Schlather said he believes this case highlights the very real problems with the state’s legislative system.
He stated that when there is an extremely modest amount of marijuana consumed and a tragedy unfolds, “the concern, of course, is that by operation of law, the court really has no choice but to find this kind of result”.
Schlather said they will address the issue on appeal after Charnetski’s sentencing in August.
The verdict of this case comes nearly one year after two worlds collided that summer evening on July 10, 2018.
“I miss them both so much, having two lives taken is way too much for one person to handle without them saying goodbye,” Hogan said. “At the same time, my heart goes to the Charnetski family because of what he’s about to face.”
Back in January, Charnetski pled not guilty to vehicular manslaughter for the deaths of Matthew Matteson, 43, and his wife Harolyn Matteson, 42.
The Matteson’s were ejected from a motorcycle after colliding head-on with Charnetski’s car on Westinghouse Road in Horseheads on July 10, 2018.
Law enforcement testified that Charnetski and two passengers had been smoking marijuana at Tanglewood Nature Center and Arnot Mall.
Passengers also said Charnetski was driving erratically prior to the crash.
Police said the smell of marijuana was evident at the scene as well as a sandwich bag of marijuana.
Charnetski previously waived his right to testify during the bench trial.
Dr. Ahmed Nour, a resident physician at Arnot Ogden, attended to Charnetski at the hospital shortly after the accident.
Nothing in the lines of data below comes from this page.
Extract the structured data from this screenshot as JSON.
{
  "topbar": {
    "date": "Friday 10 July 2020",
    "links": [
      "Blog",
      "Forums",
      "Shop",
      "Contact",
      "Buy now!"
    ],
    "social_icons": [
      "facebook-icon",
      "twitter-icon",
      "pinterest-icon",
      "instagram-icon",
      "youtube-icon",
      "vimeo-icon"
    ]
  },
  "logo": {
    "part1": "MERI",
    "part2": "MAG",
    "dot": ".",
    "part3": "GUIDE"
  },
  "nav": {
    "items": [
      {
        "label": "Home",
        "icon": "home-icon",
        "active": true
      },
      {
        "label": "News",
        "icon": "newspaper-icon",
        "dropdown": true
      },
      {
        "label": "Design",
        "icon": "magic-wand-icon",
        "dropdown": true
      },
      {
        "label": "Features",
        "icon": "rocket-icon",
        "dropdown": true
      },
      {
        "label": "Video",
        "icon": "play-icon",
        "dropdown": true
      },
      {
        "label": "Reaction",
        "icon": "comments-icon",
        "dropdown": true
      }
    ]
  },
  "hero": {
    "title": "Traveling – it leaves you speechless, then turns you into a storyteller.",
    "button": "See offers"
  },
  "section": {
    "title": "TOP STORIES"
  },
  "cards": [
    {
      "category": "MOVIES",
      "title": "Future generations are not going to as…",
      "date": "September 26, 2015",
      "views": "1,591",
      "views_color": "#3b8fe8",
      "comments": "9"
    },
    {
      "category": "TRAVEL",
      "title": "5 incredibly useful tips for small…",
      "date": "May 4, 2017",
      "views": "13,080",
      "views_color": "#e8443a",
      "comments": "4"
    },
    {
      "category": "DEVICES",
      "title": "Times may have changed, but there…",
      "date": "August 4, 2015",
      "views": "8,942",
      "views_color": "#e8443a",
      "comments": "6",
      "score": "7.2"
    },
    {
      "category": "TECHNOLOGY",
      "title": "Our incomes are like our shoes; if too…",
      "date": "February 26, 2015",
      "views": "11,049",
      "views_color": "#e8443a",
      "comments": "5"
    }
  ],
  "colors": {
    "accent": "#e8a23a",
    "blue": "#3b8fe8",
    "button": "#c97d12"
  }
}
He confirmed on the trial’s ninth day that Charnetski did not show signs of impairment by Marijuana at the time of the health exams.
Defense Attorney Ray Schlather filed a motion to dismiss the case twice during the bench trial. He said there were other reasonable explanations, other than marijuana, that caused the accident.
One included the motorcycle’s speed, which the defense said mathematical calculations determined it traveled at 63 miles per hour in a 40 mph zone.
Another factor the defense mentioned was the youthful and inexperienced driving skills of then 18-year-old Charnetski. They also said the busyness of the street that day showed a slight topography issue with road conditions.
Prosecution attorney, Weeden Wetmore, rebutted saying the speed of the motorcycle does not exonerate Charnetski’s fault of failing to yield the right of way.
Schlather also pointed out a preservation issue with the Matteson’s motorcycle in which he asked for sanctions on the prosecution for evidence tampering.
He said scuff marks and paint transfers on the Harley-Davidson from original scene photos were no longer visible because the Horseheads Police Departments did not thoroughly preserve the evidence at the impound lot.
Wetmore said he doesn’t think there should be sanctions.
The judge said there was no letter requesting to store and protect the motorcycle nor did Schlather request to do so after examining it last July, shortly after the accident.